When the RLASS leadership asked Julia, in 1862, to join the relief effort on behalf of their organization, she embarked once again on a new path, finding a new life’s purpose. That fall, Julia Wilbur moved to Alexandria, Virginia, where several thousand freedpeople were already encamped. She got straight to work.
Julia provided material support for those in need, soliciting clothing from those who had it to distribute to those who did not. She became an advocate for the recognition of human rights and dignity, agitating for better housing for the freedpeople and pushing for payment of past wages due – for many, the first paid work in their lives. She provided comfort to those languishing from disease and injury in Alexandria’s hastily created hospitals.
Julia described her role as “missionary at large, woman of all work.”
Julia gained a partner and lifelong friend at this time: Harriet Jacobs. Harriet had escaped enslavement in the 1840s. She wrote about her experience in Incidents in the Life of a Slavegirl. A New York Quaker group supported Harriet’s desire to aid the freedpeople. She, too, traveled to Alexandria; her mission was much the same as Julia’s: to make a positive difference in the lives of others. Little wonder the two found each other.
Together, Julia and Harriet were a force of nature.

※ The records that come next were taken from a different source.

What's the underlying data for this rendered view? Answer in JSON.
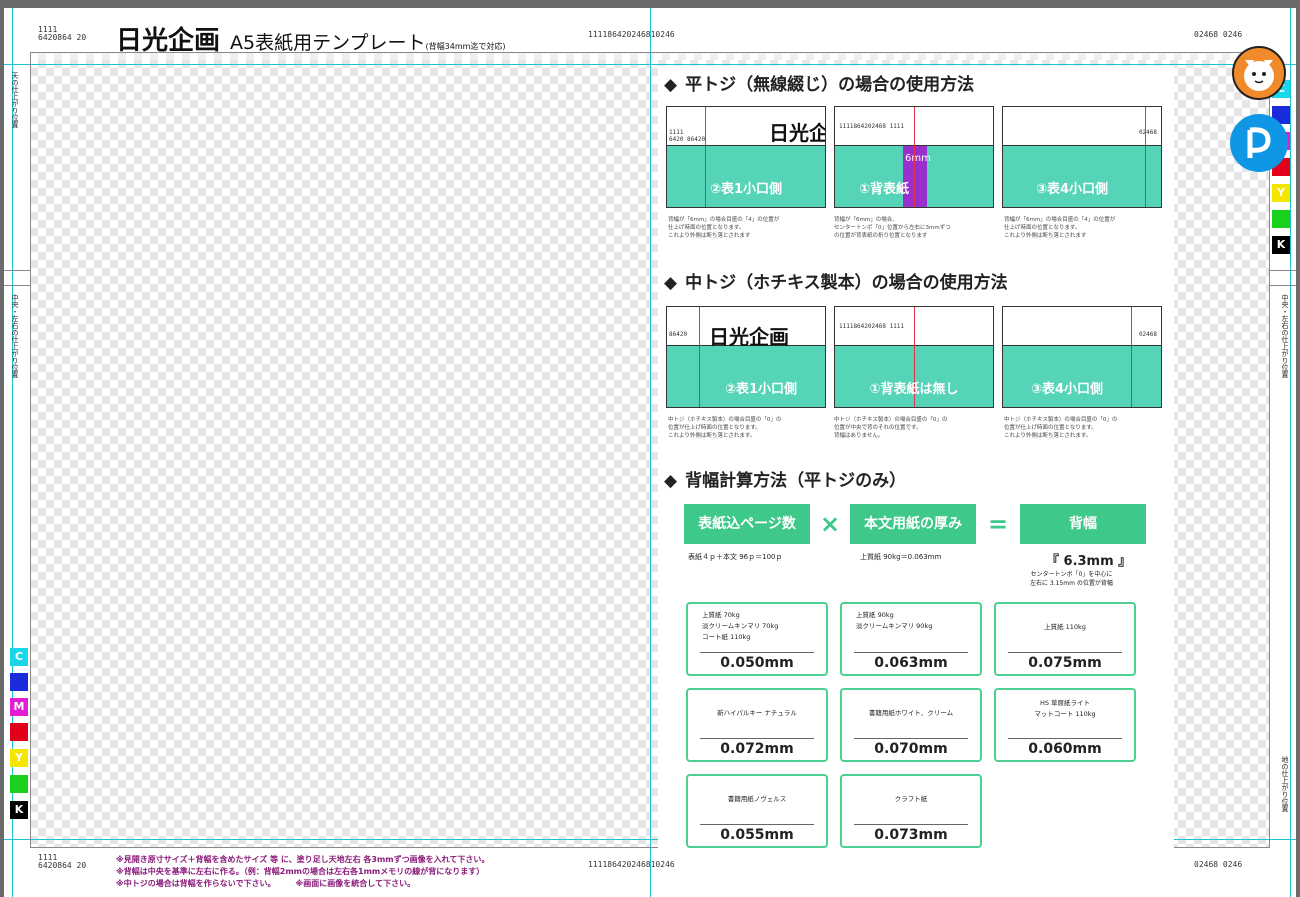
{
  "header": {
    "ruler_left": "1111\n6420864 20",
    "brand": "日光企画",
    "subtitle": "A5表紙用テンプレート",
    "note": "(背幅34mm迄で対応)",
    "ruler_center": "111186420246810246",
    "ruler_right": "02468 0246"
  },
  "side_labels": {
    "left_top": "天の仕上がり位置",
    "left_mid": "中央・左右の仕上がり位置",
    "right_mid": "中央・左右の仕上がり位置",
    "right_bottom": "地の仕上がり位置"
  },
  "swatches_left": [
    "C",
    "",
    "M",
    "",
    "Y",
    "",
    "K"
  ],
  "swatches_right": [
    "C",
    "",
    "",
    "",
    "Y",
    "",
    "K"
  ],
  "colors": {
    "cyan": "#19d6e8",
    "blue": "#1a2bd9",
    "magenta": "#e21ed5",
    "red": "#e3001b",
    "yellow": "#f5e600",
    "green": "#19d11c",
    "black": "#000000",
    "teal": "#55d4b8",
    "accent_green": "#3ec98a"
  },
  "section1": {
    "title": "平トジ（無線綴じ）の場合の使用方法",
    "thumbs": [
      {
        "big": "日光企",
        "ruler": "1111\n6420 86420",
        "label": "②表1小口側",
        "caption": "背幅が「6mm」の場合目盛の「4」の位置が\n仕上げ時面の位置となります。\nこれより外側は断ち落とされます"
      },
      {
        "big": "",
        "ruler": "1111864202468 1111",
        "label": "①背表紙",
        "tag": "6mm",
        "caption": "背幅が「6mm」の場合、\nセンタートンボ「0」位置から左右に3mmずつ\nの位置が背表紙の折り位置となります"
      },
      {
        "big": "",
        "ruler": "02468",
        "label": "③表4小口側",
        "caption": "背幅が「6mm」の場合目盛の「4」の位置が\n仕上げ時面の位置となります。\nこれより外側は断ち落とされます"
      }
    ]
  },
  "section2": {
    "title": "中トジ（ホチキス製本）の場合の使用方法",
    "thumbs": [
      {
        "big": "日光企画",
        "ruler": "86420",
        "label": "②表1小口側",
        "caption": "中トジ（ホチキス製本）の場合目盛の「0」の\n位置が仕上げ時面の位置となります。\nこれより外側は断ち落とされます。"
      },
      {
        "big": "",
        "ruler": "1111864202468 1111",
        "label": "①背表紙は無し",
        "caption": "中トジ（ホチキス製本）の場合目盛の「0」の\n位置が中央で背のそれの位置です。\n背幅はありません。"
      },
      {
        "big": "",
        "ruler": "02468",
        "label": "③表4小口側",
        "caption": "中トジ（ホチキス製本）の場合目盛の「0」の\n位置が仕上げ時面の位置となります。\nこれより外側は断ち落とされます。"
      }
    ]
  },
  "section3": {
    "title": "背幅計算方法（平トジのみ）",
    "box1": "表紙込ページ数",
    "op1": "×",
    "box2": "本文用紙の厚み",
    "op2": "=",
    "box3": "背幅",
    "note1": "表紙４ｐ＋本文 96ｐ＝100ｐ",
    "note2": "上質紙 90kg＝0.063mm",
    "result": "『 6.3mm 』",
    "result_note": "センタートンボ「0」を中心に\n左右に 3.15mm の位置が背幅"
  },
  "paper_cards": [
    {
      "name": "上質紙 70kg\n淡クリームキンマリ 70kg\nコート紙 110kg",
      "value": "0.050mm"
    },
    {
      "name": "上質紙 90kg\n淡クリームキンマリ 90kg",
      "value": "0.063mm"
    },
    {
      "name": "上質紙 110kg",
      "value": "0.075mm"
    },
    {
      "name": "新ハイパルキー ナチュラル",
      "value": "0.072mm"
    },
    {
      "name": "書籍用紙ホワイト、クリーム",
      "value": "0.070mm"
    },
    {
      "name": "HS 草原紙ライト\nマットコート 110kg",
      "value": "0.060mm"
    },
    {
      "name": "書籍用紙ノヴェルス",
      "value": "0.055mm"
    },
    {
      "name": "クラフト紙",
      "value": "0.073mm"
    }
  ],
  "footer": {
    "ruler_left": "1111\n6420864 20",
    "ruler_center": "111186420246810246",
    "ruler_right": "02468 0246",
    "notes": [
      "※見開き原寸サイズ＋背幅を含めたサイズ 等 に、塗り足し天地左右 各3mmずつ画像を入れて下さい。",
      "※背幅は中央を基準に左右に作る。（例：背幅2mmの場合は左右各1mmメモリの線が背になります）",
      "※中トジの場合は背幅を作らないで下さい。　　　※画面に画像を統合して下さい。"
    ]
  }
}
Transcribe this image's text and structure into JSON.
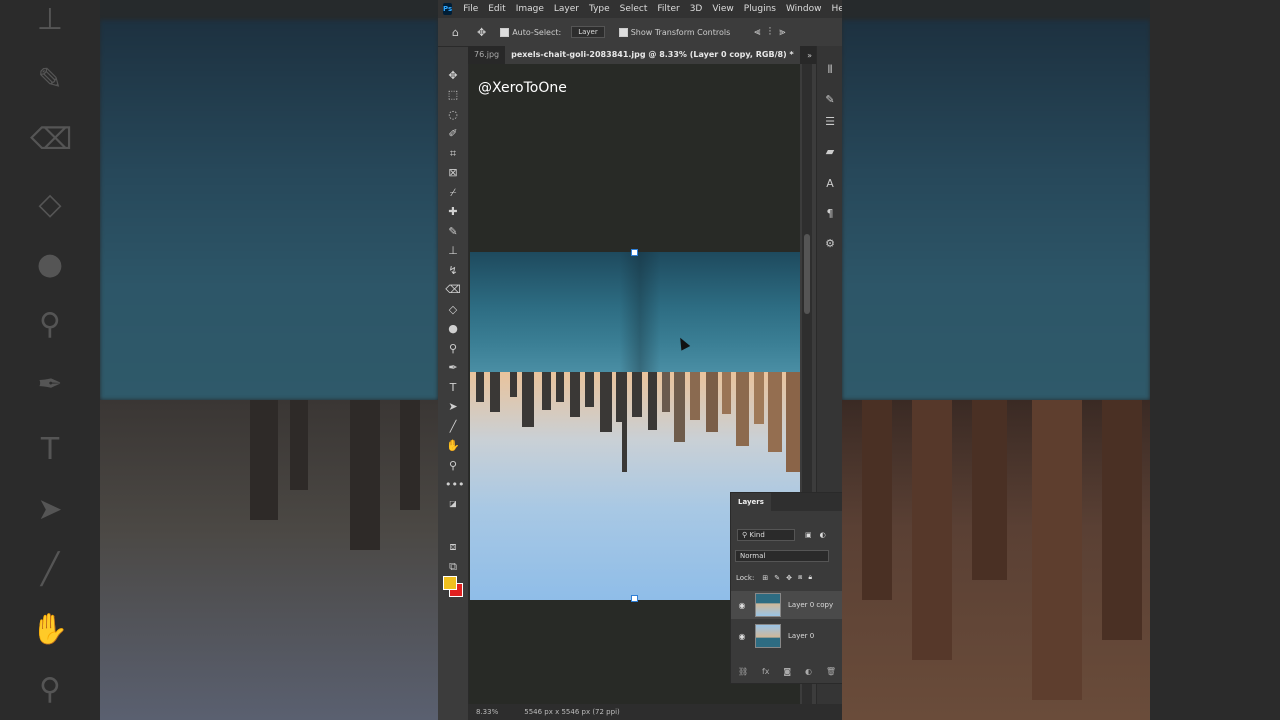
{
  "menu": {
    "logo": "Ps",
    "items": [
      "File",
      "Edit",
      "Image",
      "Layer",
      "Type",
      "Select",
      "Filter",
      "3D",
      "View",
      "Plugins",
      "Window",
      "Help"
    ]
  },
  "options": {
    "auto_select_label": "Auto-Select:",
    "auto_select_value": "Layer",
    "show_transform_label": "Show Transform Controls"
  },
  "tabs": {
    "prev": "76.jpg",
    "active": "pexels-chait-goli-2083841.jpg @ 8.33% (Layer 0 copy, RGB/8) *"
  },
  "watermark": "@XeroToOne",
  "status": {
    "zoom": "8.33%",
    "doc_info": "5546 px x 5546 px (72 ppi)"
  },
  "layers_panel": {
    "title": "Layers",
    "kind": "Kind",
    "blend_mode": "Normal",
    "lock_label": "Lock:",
    "layers": [
      {
        "name": "Layer 0 copy",
        "selected": true
      },
      {
        "name": "Layer 0",
        "selected": false
      }
    ]
  },
  "colors": {
    "foreground": "#f0c020",
    "background": "#e02020",
    "accent": "#31a8ff"
  }
}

They pushed back against a plan to warehouse healthy black orphans in a smallpox hospital, instead fighting to ensure that the children were rehomed safely and under proper care. They protested the humiliating punishment freedwomen experienced at the hands of Union soldiers, the very people ostensibly in charge of their well being, who publicly stripped and doused black women with cold water for even minor offenses.